Dataset rows for apps and sites
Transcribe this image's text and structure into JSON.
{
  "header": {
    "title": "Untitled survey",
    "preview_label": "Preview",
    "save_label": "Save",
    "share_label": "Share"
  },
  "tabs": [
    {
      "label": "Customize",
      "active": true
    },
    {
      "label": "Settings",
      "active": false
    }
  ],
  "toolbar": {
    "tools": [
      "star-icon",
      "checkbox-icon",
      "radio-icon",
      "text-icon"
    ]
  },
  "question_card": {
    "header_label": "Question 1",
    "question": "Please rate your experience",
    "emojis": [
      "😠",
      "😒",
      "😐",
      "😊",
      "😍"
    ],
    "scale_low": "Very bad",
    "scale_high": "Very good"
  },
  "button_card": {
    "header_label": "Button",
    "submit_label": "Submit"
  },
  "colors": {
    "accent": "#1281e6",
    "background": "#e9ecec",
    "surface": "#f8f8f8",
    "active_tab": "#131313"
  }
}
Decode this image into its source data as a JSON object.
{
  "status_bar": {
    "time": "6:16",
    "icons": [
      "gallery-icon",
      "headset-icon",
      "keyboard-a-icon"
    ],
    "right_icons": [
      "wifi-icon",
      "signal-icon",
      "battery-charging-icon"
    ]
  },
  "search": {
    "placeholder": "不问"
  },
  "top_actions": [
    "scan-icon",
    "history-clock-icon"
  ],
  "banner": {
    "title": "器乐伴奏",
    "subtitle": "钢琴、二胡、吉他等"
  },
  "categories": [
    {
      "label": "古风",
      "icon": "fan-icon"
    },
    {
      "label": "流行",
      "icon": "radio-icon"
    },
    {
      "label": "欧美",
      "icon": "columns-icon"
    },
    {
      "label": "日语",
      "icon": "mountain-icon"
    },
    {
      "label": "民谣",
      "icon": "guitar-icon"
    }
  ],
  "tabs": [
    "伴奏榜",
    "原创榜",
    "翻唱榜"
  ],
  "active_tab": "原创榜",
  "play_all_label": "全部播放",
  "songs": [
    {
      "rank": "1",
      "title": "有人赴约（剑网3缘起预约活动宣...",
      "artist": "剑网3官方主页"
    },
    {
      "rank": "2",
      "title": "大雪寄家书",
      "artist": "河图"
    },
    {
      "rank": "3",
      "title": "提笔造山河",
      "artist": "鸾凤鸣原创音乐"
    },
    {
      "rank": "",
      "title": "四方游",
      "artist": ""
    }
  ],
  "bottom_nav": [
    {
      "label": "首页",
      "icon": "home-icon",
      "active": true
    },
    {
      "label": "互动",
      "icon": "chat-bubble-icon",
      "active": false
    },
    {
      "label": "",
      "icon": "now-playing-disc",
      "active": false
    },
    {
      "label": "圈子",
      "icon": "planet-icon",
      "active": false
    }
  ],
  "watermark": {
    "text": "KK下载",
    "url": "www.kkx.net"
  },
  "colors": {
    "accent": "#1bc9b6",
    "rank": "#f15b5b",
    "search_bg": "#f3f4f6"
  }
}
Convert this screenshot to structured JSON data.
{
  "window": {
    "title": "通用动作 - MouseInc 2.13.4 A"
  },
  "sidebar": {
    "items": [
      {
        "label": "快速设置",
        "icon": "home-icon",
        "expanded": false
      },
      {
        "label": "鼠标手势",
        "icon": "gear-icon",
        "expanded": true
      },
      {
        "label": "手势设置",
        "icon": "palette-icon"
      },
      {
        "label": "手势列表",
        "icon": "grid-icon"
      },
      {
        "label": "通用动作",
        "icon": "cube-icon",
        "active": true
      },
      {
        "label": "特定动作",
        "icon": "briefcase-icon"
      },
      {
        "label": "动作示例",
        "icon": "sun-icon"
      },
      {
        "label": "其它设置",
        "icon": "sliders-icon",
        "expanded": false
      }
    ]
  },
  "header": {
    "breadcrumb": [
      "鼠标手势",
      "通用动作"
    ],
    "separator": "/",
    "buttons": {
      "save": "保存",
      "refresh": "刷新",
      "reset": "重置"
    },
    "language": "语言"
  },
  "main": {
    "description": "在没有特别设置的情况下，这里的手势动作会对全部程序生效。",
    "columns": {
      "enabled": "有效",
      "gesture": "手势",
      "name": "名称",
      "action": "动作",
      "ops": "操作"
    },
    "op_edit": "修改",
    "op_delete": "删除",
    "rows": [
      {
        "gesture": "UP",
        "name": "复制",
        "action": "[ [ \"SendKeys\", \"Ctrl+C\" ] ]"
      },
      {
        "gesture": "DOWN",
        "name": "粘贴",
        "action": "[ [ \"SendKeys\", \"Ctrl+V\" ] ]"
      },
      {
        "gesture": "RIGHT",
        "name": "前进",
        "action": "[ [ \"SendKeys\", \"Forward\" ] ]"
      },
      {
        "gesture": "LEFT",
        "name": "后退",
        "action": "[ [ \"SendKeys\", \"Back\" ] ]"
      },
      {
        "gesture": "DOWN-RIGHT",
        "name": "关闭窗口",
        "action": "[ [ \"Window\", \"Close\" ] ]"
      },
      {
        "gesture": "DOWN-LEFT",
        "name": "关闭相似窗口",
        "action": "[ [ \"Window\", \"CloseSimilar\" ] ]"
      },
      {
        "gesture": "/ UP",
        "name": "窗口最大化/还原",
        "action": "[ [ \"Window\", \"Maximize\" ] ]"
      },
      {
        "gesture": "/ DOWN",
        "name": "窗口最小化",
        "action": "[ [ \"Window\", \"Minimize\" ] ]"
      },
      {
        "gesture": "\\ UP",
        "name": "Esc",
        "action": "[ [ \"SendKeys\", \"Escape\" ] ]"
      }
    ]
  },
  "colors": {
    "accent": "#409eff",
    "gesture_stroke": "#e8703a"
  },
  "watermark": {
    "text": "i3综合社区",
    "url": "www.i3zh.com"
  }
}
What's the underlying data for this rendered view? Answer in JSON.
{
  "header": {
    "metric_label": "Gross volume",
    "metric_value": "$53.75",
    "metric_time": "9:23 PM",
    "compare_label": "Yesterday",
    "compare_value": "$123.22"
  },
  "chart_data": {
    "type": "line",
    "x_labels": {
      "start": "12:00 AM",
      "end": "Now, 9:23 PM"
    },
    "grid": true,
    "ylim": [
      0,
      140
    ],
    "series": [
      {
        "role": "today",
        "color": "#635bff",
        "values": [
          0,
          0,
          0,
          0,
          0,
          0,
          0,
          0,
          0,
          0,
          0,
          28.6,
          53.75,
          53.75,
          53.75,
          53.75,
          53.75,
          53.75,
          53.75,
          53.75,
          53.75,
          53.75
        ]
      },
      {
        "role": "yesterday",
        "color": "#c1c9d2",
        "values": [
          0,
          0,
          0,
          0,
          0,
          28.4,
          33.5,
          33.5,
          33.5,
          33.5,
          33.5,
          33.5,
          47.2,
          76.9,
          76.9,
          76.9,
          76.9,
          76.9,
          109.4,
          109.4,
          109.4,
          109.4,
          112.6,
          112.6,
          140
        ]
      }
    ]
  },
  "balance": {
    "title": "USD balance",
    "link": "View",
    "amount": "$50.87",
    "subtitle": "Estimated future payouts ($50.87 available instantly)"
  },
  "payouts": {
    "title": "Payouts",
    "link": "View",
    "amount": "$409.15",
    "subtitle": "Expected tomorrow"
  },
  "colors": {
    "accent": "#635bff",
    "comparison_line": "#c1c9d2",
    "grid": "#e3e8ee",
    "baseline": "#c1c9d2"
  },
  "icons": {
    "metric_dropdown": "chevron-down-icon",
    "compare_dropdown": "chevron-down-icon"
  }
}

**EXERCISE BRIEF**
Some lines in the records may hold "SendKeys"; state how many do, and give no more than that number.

**SOLUTION TO THIS PROBLEM**
5